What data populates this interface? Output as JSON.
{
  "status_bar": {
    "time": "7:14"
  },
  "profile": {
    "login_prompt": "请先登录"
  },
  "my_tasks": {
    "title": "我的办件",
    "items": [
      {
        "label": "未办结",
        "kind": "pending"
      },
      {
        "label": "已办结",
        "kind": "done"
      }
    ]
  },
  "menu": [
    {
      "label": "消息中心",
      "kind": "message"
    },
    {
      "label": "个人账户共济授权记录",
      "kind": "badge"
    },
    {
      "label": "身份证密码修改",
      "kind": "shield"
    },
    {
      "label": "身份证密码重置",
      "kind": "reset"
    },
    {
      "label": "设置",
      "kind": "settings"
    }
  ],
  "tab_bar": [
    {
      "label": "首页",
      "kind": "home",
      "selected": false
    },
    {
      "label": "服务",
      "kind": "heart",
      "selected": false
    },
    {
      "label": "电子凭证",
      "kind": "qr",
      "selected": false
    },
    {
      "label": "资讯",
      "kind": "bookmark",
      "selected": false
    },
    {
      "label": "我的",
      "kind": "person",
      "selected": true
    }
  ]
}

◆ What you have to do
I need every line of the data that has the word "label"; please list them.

◆ Response
        "label": "未办结",
        "label": "已办结",
      "label": "消息中心",
      "label": "个人账户共济授权记录",
      "label": "身份证密码修改",
      "label": "身份证密码重置",
      "label": "设置",
      "label": "首页",
      "label": "服务",
      "label": "电子凭证",
      "label": "资讯",
      "label": "我的",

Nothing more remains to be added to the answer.